I realize that some readers will take umbrage with this position because of the way they feel about specific guidelines (i.e. the IMB baptism and PPL guidelines, the SWBTS prohibition against women teaching Hebrew, or the use of the Abstract of Principles at SBTS and SEBTS). Now I think it is totally appropriate to debate the merits of a given entity’s guidelines, but I also think it is crucial to preserve the right of denominational parachurch ministries to adopt such guidelines. Remember that almost all Southern Baptists agree that our confession of faith is not an infallible creed but is a living document that is subject to revision as contexts change and new issues arise. It would be a tad awkward for us to claim that the BF&M says all that needs to be said, but then turn around in 15 or 20 years and revised it again (which you can bet will happen-it has happened once a generation thus far).

I like it that the GCR Declaration notes, “Like the best of confessions, the BF&M 2000 speaks most clearly to those doctrines wherein we enjoy greatest agreement and speaks more generally concerning areas where some differing opinions exist.” Simply put, the sections on ecclesiology are more specific than the sections on some of the finer points of soteriology for a reason (we are uniformly Baptist, but not uniformly Calvinist, Arminian, Amyraldian, Calminian, or “biblicist”). I would simply add that the BF&M also is silent on a number of matters wherein our churches are characterized by considerable differences of opinion.

To me the most important part of this article, at least in terms of our future cooperation, is the third paragraph.
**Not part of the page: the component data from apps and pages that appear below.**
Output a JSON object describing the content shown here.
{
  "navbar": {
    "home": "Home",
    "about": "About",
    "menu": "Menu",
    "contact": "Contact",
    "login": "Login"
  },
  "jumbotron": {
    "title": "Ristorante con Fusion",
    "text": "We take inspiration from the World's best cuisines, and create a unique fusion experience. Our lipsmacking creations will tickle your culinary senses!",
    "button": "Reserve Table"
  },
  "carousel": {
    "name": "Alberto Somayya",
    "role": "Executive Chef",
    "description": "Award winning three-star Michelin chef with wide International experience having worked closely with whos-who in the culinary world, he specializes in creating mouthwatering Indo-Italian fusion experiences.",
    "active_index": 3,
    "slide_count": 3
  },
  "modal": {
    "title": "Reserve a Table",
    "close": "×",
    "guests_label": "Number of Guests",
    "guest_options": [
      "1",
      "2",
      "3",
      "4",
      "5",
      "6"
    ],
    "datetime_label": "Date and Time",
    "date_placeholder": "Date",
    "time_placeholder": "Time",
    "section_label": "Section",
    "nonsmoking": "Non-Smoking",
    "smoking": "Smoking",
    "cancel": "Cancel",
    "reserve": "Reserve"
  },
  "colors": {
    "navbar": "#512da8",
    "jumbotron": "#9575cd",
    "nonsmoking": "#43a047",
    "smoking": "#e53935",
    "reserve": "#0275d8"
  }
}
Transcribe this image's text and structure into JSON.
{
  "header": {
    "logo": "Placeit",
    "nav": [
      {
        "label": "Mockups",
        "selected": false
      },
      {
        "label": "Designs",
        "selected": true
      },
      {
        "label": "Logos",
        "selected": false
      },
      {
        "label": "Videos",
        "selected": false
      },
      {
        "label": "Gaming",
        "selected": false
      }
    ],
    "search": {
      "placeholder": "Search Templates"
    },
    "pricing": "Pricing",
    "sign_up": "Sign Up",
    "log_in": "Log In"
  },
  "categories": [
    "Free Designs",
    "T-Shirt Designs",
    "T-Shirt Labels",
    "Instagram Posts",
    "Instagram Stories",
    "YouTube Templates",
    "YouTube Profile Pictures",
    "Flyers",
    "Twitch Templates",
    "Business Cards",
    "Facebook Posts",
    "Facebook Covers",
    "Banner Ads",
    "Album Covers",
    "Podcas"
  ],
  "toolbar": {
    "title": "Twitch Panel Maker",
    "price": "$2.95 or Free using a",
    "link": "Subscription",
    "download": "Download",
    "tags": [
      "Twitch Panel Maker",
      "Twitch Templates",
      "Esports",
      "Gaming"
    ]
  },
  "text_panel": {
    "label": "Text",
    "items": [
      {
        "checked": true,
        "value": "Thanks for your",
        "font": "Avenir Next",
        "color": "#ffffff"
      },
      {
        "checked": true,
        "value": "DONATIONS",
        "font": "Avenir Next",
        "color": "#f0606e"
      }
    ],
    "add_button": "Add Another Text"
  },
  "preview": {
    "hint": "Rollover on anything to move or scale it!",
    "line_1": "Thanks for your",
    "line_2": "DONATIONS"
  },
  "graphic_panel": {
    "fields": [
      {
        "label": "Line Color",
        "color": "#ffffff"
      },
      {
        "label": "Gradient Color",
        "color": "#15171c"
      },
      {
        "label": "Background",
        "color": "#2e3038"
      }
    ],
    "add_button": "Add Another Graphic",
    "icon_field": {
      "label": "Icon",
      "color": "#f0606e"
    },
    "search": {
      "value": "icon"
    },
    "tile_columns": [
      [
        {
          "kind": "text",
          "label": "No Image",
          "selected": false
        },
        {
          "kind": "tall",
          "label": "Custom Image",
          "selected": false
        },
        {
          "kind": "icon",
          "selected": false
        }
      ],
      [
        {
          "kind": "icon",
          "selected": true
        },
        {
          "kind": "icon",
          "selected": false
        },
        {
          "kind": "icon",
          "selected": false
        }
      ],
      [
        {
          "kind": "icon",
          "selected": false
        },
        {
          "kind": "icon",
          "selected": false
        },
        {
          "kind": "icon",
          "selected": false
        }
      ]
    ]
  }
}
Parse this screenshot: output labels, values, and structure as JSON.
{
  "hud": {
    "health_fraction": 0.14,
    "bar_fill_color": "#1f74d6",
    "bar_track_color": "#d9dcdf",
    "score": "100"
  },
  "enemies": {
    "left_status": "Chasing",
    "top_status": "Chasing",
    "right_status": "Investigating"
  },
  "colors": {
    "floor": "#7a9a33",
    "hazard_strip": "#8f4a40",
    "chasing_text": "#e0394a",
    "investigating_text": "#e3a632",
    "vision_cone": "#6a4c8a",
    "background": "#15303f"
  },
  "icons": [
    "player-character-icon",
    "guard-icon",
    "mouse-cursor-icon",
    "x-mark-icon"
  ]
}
It is here that we find mention of the oft-debated “theological triage” terminology, a practice that I am convinced almost all of us affirm in principle. I don’t think most of us are debating whether or not we ought to practice such triage, but rather which doctrines fit into which categories (primary, secondary, tertiary). Is one’s position on the number of elders/pastors in each church secondary or tertiary? What about one’s views of election and the extent of the atonement? Are female deacons ever appropriate? Can women teach mixed Sunday School classes and/or choose to work outside the home? What about some practices traditionally associated with Pentecostal, Charismatic, and/or Third Wave Christians? Must one be properly baptized to participate in communion (this one’s particular tricky because the BF&M says one thing–and I agree with what it says–but many [most?] of our churches practice something different)? Where do styles and methods and cultural preferences and strategies fit in? Each of these is a live debate, and the list could go on.

I agree with the GCR Document that the BF&M will help guide us in these debates, but remember, as I mentioned in the last paragraph, the BF&M is ambiguous or even silent on some issues, including most of those mentioned in the previous paragraph. So even more than the BF&M, we will need wisdom and grace from on high as we interpret our inerrant and sufficient Bibles under the lordship of Jesus Christ for the sake of the gospel and the health of our churches and parachurch ministries. To the degree that we do this, I think we will be doing theological triage with biblical integrity and Christian charity.